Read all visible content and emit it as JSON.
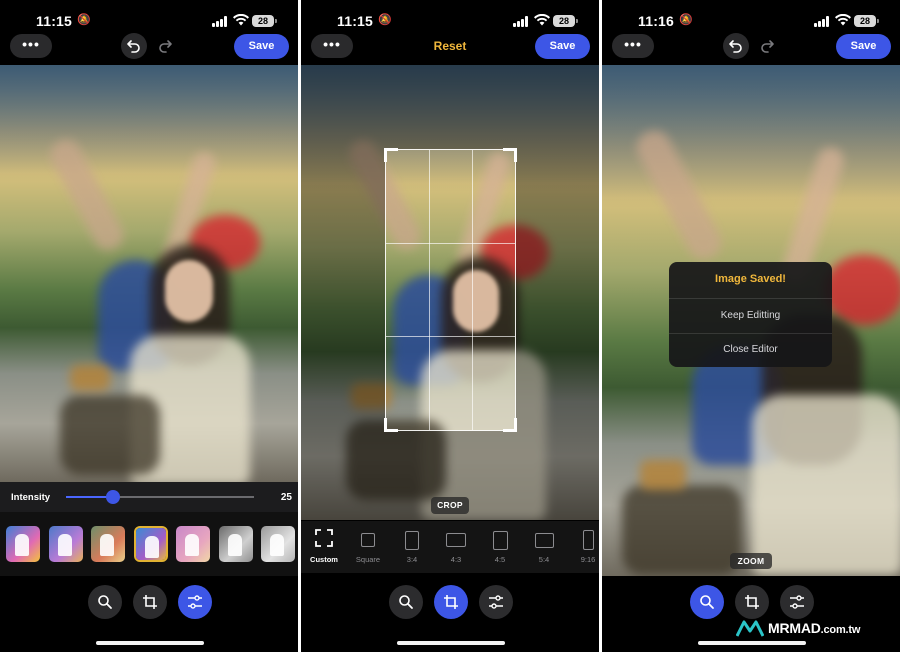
{
  "status": {
    "time_1": "11:15",
    "time_2": "11:15",
    "time_3": "11:16",
    "battery": "28"
  },
  "toolbar": {
    "more_label": "•••",
    "save_label": "Save",
    "reset_label": "Reset"
  },
  "intensity": {
    "label": "Intensity",
    "value": "25",
    "fraction": 0.25
  },
  "filters": {
    "count": 7,
    "selected_index": 3
  },
  "crop": {
    "overlay_label": "CROP",
    "ratios": [
      {
        "label": "Custom",
        "active": true
      },
      {
        "label": "Square",
        "active": false
      },
      {
        "label": "3:4",
        "active": false
      },
      {
        "label": "4:3",
        "active": false
      },
      {
        "label": "4:5",
        "active": false
      },
      {
        "label": "5:4",
        "active": false
      },
      {
        "label": "9:16",
        "active": false
      }
    ]
  },
  "zoom": {
    "overlay_label": "ZOOM"
  },
  "saved_dialog": {
    "title": "Image Saved!",
    "keep_editing": "Keep Editting",
    "close_editor": "Close Editor"
  },
  "bottom_tools": [
    "zoom-icon",
    "crop-icon",
    "adjust-sliders-icon"
  ],
  "colors": {
    "accent": "#3d56e6",
    "highlight": "#f0b73c",
    "filter_selected": "#e1b232"
  },
  "watermark": {
    "brand": "MRMAD",
    "suffix": ".com.tw"
  }
}
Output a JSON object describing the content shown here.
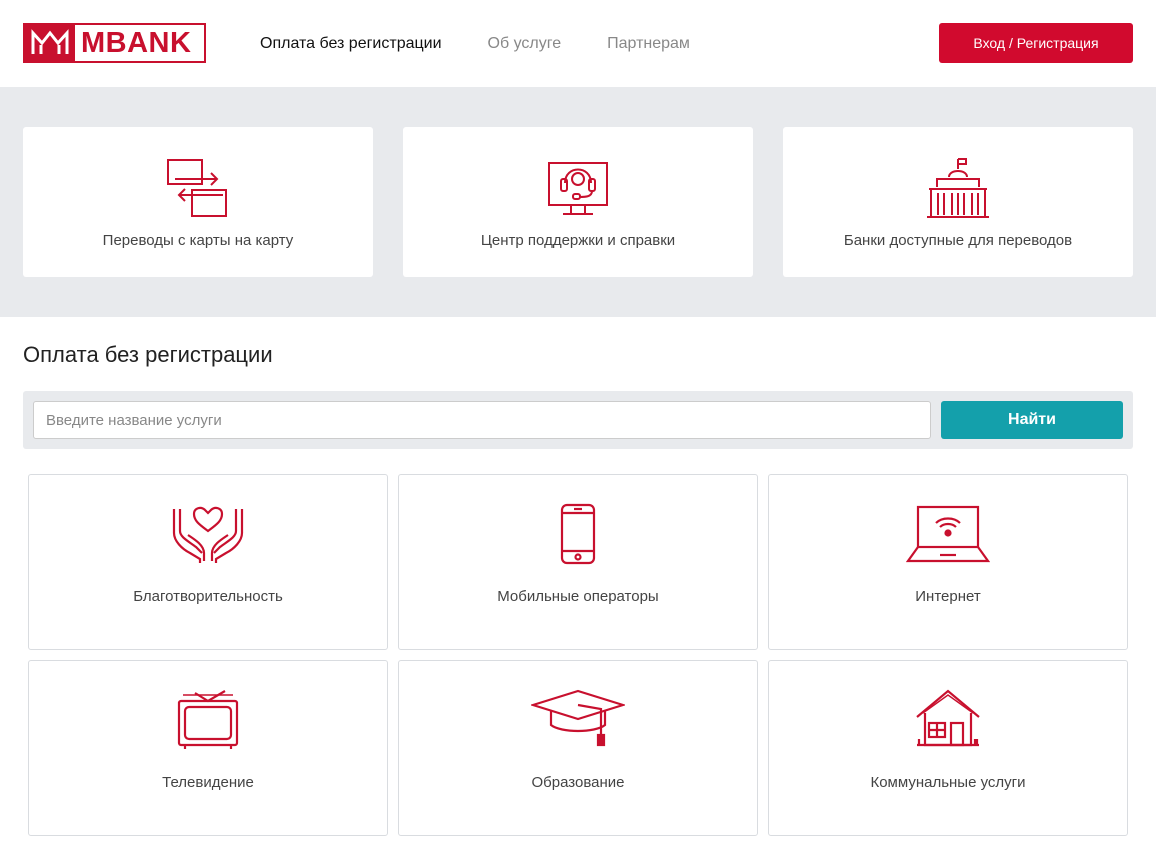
{
  "header": {
    "logo_text": "MBANK",
    "nav": [
      {
        "label": "Оплата без регистрации",
        "active": true
      },
      {
        "label": "Об услуге",
        "active": false
      },
      {
        "label": "Партнерам",
        "active": false
      }
    ],
    "login_label": "Вход / Регистрация"
  },
  "quick_links": [
    {
      "label": "Переводы с карты на карту",
      "icon": "transfer-icon"
    },
    {
      "label": "Центр поддержки и справки",
      "icon": "support-headset-icon"
    },
    {
      "label": "Банки доступные для переводов",
      "icon": "bank-building-icon"
    }
  ],
  "main": {
    "title": "Оплата без регистрации",
    "search": {
      "placeholder": "Введите название услуги",
      "value": "",
      "button_label": "Найти"
    },
    "services": [
      {
        "label": "Благотворительность",
        "icon": "charity-hands-heart-icon"
      },
      {
        "label": "Мобильные операторы",
        "icon": "mobile-phone-icon"
      },
      {
        "label": "Интернет",
        "icon": "laptop-wifi-icon"
      },
      {
        "label": "Телевидение",
        "icon": "tv-icon"
      },
      {
        "label": "Образование",
        "icon": "graduation-cap-icon"
      },
      {
        "label": "Коммунальные услуги",
        "icon": "house-icon"
      }
    ]
  },
  "colors": {
    "brand_red": "#d10a2e",
    "accent_teal": "#14a0ab",
    "band_gray": "#e8eaed"
  }
}
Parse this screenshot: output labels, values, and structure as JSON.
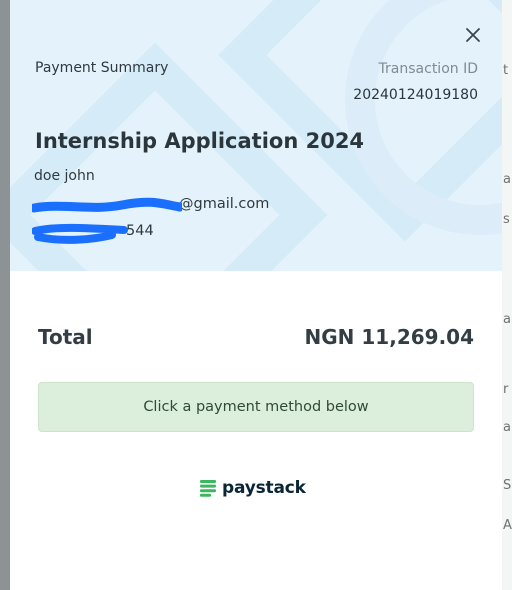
{
  "modal": {
    "summary_title": "Payment Summary",
    "transaction": {
      "label": "Transaction ID",
      "id": "20240124019180"
    },
    "product_title": "Internship Application 2024",
    "customer": {
      "name": "doe john",
      "email_visible": "@gmail.com",
      "phone_visible": "544"
    },
    "total": {
      "label": "Total",
      "amount": "NGN 11,269.04"
    },
    "notice": "Click a payment method below",
    "provider": {
      "name": "paystack",
      "logo_icon": "paystack-logo-icon",
      "logo_color": "#3bb75e"
    },
    "close_icon": "close-icon"
  },
  "colors": {
    "header_bg": "#e4f2fb",
    "notice_bg": "#dcefdc",
    "redaction": "#1a6fff"
  },
  "backdrop": {
    "glyphs": [
      "t",
      "a",
      "s",
      "a",
      "r",
      "a",
      "S",
      "A"
    ]
  }
}
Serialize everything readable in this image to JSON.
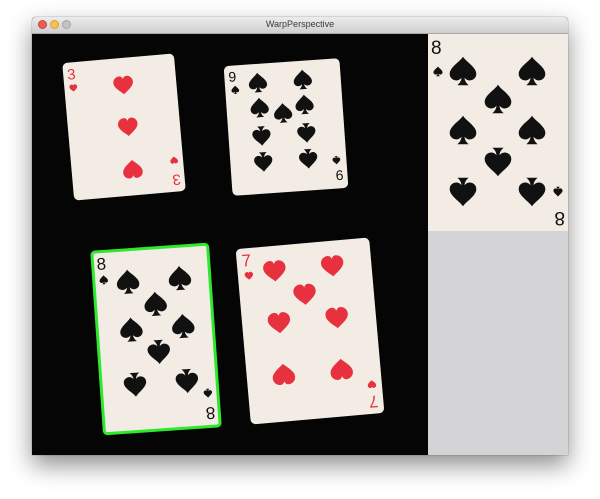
{
  "window": {
    "title": "WarpPerspective"
  },
  "colors": {
    "red_suit": "#e8313e",
    "black_suit": "#111111",
    "card_face": "#f3ece4",
    "selection": "#2ee82e"
  },
  "cards": [
    {
      "rank": "3",
      "suit": "hearts"
    },
    {
      "rank": "9",
      "suit": "spades"
    },
    {
      "rank": "8",
      "suit": "spades",
      "selected": true
    },
    {
      "rank": "7",
      "suit": "hearts"
    }
  ],
  "warped_card": {
    "rank": "8",
    "suit": "spades"
  }
}
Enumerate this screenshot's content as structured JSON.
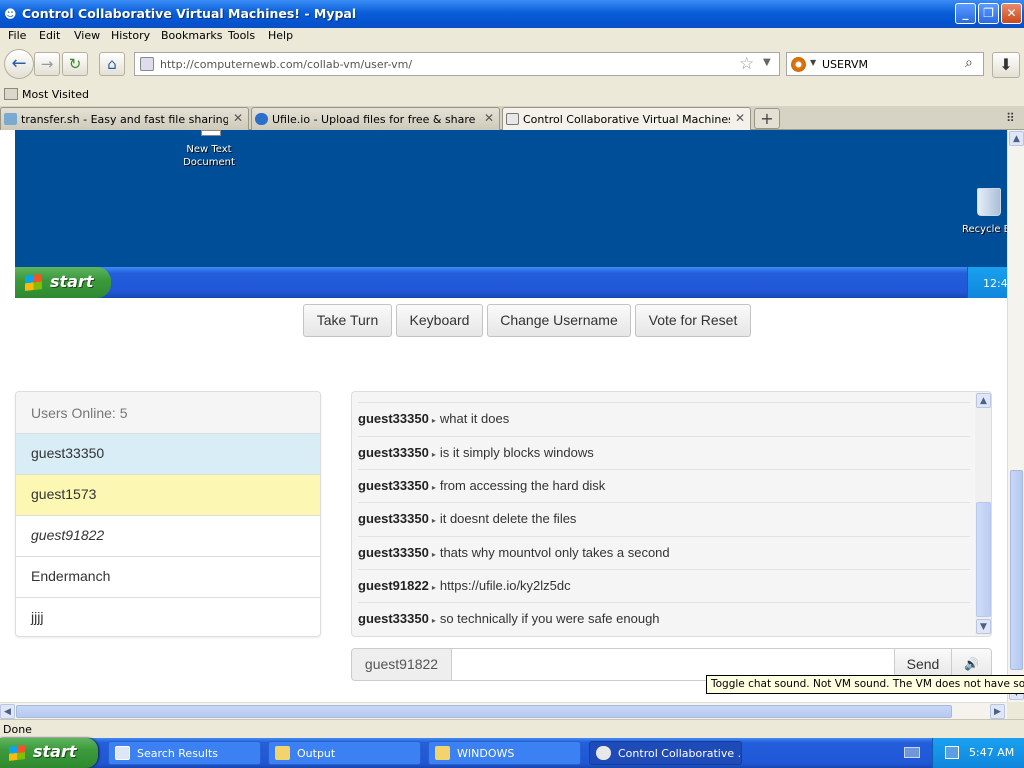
{
  "window": {
    "title": "Control Collaborative Virtual Machines! - Mypal"
  },
  "menu": [
    "File",
    "Edit",
    "View",
    "History",
    "Bookmarks",
    "Tools",
    "Help"
  ],
  "navbar": {
    "url": "http://computernewb.com/collab-vm/user-vm/",
    "search_value": "USERVM"
  },
  "bookmarks": {
    "most_visited": "Most Visited"
  },
  "tabs": [
    {
      "label": "transfer.sh - Easy and fast file sharing fr...",
      "active": false
    },
    {
      "label": "Ufile.io - Upload files for free & share the...",
      "active": false
    },
    {
      "label": "Control Collaborative Virtual Machines!",
      "active": true
    }
  ],
  "vm": {
    "desktop_icon_1": "New Text Document",
    "desktop_icon_2": "Recycle B",
    "start_label": "start",
    "clock": "12:4"
  },
  "controls": {
    "take_turn": "Take Turn",
    "keyboard": "Keyboard",
    "change_username": "Change Username",
    "vote_reset": "Vote for Reset"
  },
  "users": {
    "header": "Users Online: 5",
    "list": [
      {
        "name": "guest33350",
        "state": "self"
      },
      {
        "name": "guest1573",
        "state": "turn"
      },
      {
        "name": "guest91822",
        "state": "italic"
      },
      {
        "name": "Endermanch",
        "state": "normal"
      },
      {
        "name": "jjjj",
        "state": "normal"
      }
    ]
  },
  "chat": {
    "messages": [
      {
        "user": "guest33350",
        "text": "what it does"
      },
      {
        "user": "guest33350",
        "text": "is it simply blocks windows"
      },
      {
        "user": "guest33350",
        "text": "from accessing the hard disk"
      },
      {
        "user": "guest33350",
        "text": "it doesnt delete the files"
      },
      {
        "user": "guest33350",
        "text": "thats why mountvol only takes a second"
      },
      {
        "user": "guest91822",
        "text": "https://ufile.io/ky2lz5dc"
      },
      {
        "user": "guest33350",
        "text": "so technically if you were safe enough"
      }
    ],
    "username": "guest91822",
    "send_label": "Send",
    "input_value": ""
  },
  "tooltip": "Toggle chat sound. Not VM sound. The VM does not have sound.",
  "status": "Done",
  "taskbar": {
    "start_label": "start",
    "items": [
      "Search Results",
      "Output",
      "WINDOWS",
      "Control Collaborative ..."
    ],
    "clock": "5:47 AM"
  }
}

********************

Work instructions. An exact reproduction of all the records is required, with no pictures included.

Result of this exercise.
Read all visible content and emit it as JSON.
{
  "status": {
    "time_1": "11:15",
    "time_2": "11:15",
    "time_3": "11:16",
    "battery": "28"
  },
  "toolbar": {
    "more_label": "•••",
    "save_label": "Save",
    "reset_label": "Reset"
  },
  "intensity": {
    "label": "Intensity",
    "value": "25",
    "fraction": 0.25
  },
  "filters": {
    "count": 7,
    "selected_index": 3
  },
  "crop": {
    "overlay_label": "CROP",
    "ratios": [
      {
        "label": "Custom",
        "active": true
      },
      {
        "label": "Square",
        "active": false
      },
      {
        "label": "3:4",
        "active": false
      },
      {
        "label": "4:3",
        "active": false
      },
      {
        "label": "4:5",
        "active": false
      },
      {
        "label": "5:4",
        "active": false
      },
      {
        "label": "9:16",
        "active": false
      }
    ]
  },
  "zoom": {
    "overlay_label": "ZOOM"
  },
  "saved_dialog": {
    "title": "Image Saved!",
    "keep_editing": "Keep Editting",
    "close_editor": "Close Editor"
  },
  "bottom_tools": [
    "zoom-icon",
    "crop-icon",
    "adjust-sliders-icon"
  ],
  "colors": {
    "accent": "#3d56e6",
    "highlight": "#f0b73c",
    "filter_selected": "#e1b232"
  },
  "watermark": {
    "brand": "MRMAD",
    "suffix": ".com.tw"
  }
}
Output a JSON object describing the content shown here.
{
  "header": {
    "logo_text": "MBANK",
    "nav": [
      {
        "label": "Оплата без регистрации",
        "active": true
      },
      {
        "label": "Об услуге",
        "active": false
      },
      {
        "label": "Партнерам",
        "active": false
      }
    ],
    "login_label": "Вход / Регистрация"
  },
  "quick_links": [
    {
      "label": "Переводы с карты на карту",
      "icon": "transfer-icon"
    },
    {
      "label": "Центр поддержки и справки",
      "icon": "support-headset-icon"
    },
    {
      "label": "Банки доступные для переводов",
      "icon": "bank-building-icon"
    }
  ],
  "main": {
    "title": "Оплата без регистрации",
    "search": {
      "placeholder": "Введите название услуги",
      "value": "",
      "button_label": "Найти"
    },
    "services": [
      {
        "label": "Благотворительность",
        "icon": "charity-hands-heart-icon"
      },
      {
        "label": "Мобильные операторы",
        "icon": "mobile-phone-icon"
      },
      {
        "label": "Интернет",
        "icon": "laptop-wifi-icon"
      },
      {
        "label": "Телевидение",
        "icon": "tv-icon"
      },
      {
        "label": "Образование",
        "icon": "graduation-cap-icon"
      },
      {
        "label": "Коммунальные услуги",
        "icon": "house-icon"
      }
    ]
  },
  "colors": {
    "brand_red": "#d10a2e",
    "accent_teal": "#14a0ab",
    "band_gray": "#e8eaed"
  }
}
Parse this screenshot: output labels, values, and structure as JSON.
{
  "modal": {
    "summary_title": "Payment Summary",
    "transaction": {
      "label": "Transaction ID",
      "id": "20240124019180"
    },
    "product_title": "Internship Application 2024",
    "customer": {
      "name": "doe john",
      "email_visible": "@gmail.com",
      "phone_visible": "544"
    },
    "total": {
      "label": "Total",
      "amount": "NGN 11,269.04"
    },
    "notice": "Click a payment method below",
    "provider": {
      "name": "paystack",
      "logo_icon": "paystack-logo-icon",
      "logo_color": "#3bb75e"
    },
    "close_icon": "close-icon"
  },
  "colors": {
    "header_bg": "#e4f2fb",
    "notice_bg": "#dcefdc",
    "redaction": "#1a6fff"
  },
  "backdrop": {
    "glyphs": [
      "t",
      "a",
      "s",
      "a",
      "r",
      "a",
      "S",
      "A"
    ]
  }
}
Serialize everything readable in this image to JSON.
{
  "window": {
    "title": "WarpPerspective"
  },
  "colors": {
    "red_suit": "#e8313e",
    "black_suit": "#111111",
    "card_face": "#f3ece4",
    "selection": "#2ee82e"
  },
  "cards": [
    {
      "rank": "3",
      "suit": "hearts"
    },
    {
      "rank": "9",
      "suit": "spades"
    },
    {
      "rank": "8",
      "suit": "spades",
      "selected": true
    },
    {
      "rank": "7",
      "suit": "hearts"
    }
  ],
  "warped_card": {
    "rank": "8",
    "suit": "spades"
  }
}
Enumerate this screenshot's content as structured JSON.
{
  "window": {
    "title": "Control Collaborative Virtual Machines! - Mypal"
  },
  "menu": [
    "File",
    "Edit",
    "View",
    "History",
    "Bookmarks",
    "Tools",
    "Help"
  ],
  "navbar": {
    "url": "http://computernewb.com/collab-vm/user-vm/",
    "search_value": "USERVM"
  },
  "bookmarks": {
    "most_visited": "Most Visited"
  },
  "tabs": [
    {
      "label": "transfer.sh - Easy and fast file sharing fr...",
      "active": false
    },
    {
      "label": "Ufile.io - Upload files for free & share the...",
      "active": false
    },
    {
      "label": "Control Collaborative Virtual Machines!",
      "active": true
    }
  ],
  "vm": {
    "desktop_icon_1": "New Text Document",
    "desktop_icon_2": "Recycle B",
    "start_label": "start",
    "clock": "12:4"
  },
  "controls": {
    "take_turn": "Take Turn",
    "keyboard": "Keyboard",
    "change_username": "Change Username",
    "vote_reset": "Vote for Reset"
  },
  "users": {
    "header": "Users Online: 5",
    "list": [
      {
        "name": "guest33350",
        "state": "self"
      },
      {
        "name": "guest1573",
        "state": "turn"
      },
      {
        "name": "guest91822",
        "state": "italic"
      },
      {
        "name": "Endermanch",
        "state": "normal"
      },
      {
        "name": "jjjj",
        "state": "normal"
      }
    ]
  },
  "chat": {
    "messages": [
      {
        "user": "guest33350",
        "text": "what it does"
      },
      {
        "user": "guest33350",
        "text": "is it simply blocks windows"
      },
      {
        "user": "guest33350",
        "text": "from accessing the hard disk"
      },
      {
        "user": "guest33350",
        "text": "it doesnt delete the files"
      },
      {
        "user": "guest33350",
        "text": "thats why mountvol only takes a second"
      },
      {
        "user": "guest91822",
        "text": "https://ufile.io/ky2lz5dc"
      },
      {
        "user": "guest33350",
        "text": "so technically if you were safe enough"
      }
    ],
    "username": "guest91822",
    "send_label": "Send",
    "input_value": ""
  },
  "tooltip": "Toggle chat sound. Not VM sound. The VM does not have sound.",
  "status": "Done",
  "taskbar": {
    "start_label": "start",
    "items": [
      "Search Results",
      "Output",
      "WINDOWS",
      "Control Collaborative ..."
    ],
    "clock": "5:47 AM"
  }
}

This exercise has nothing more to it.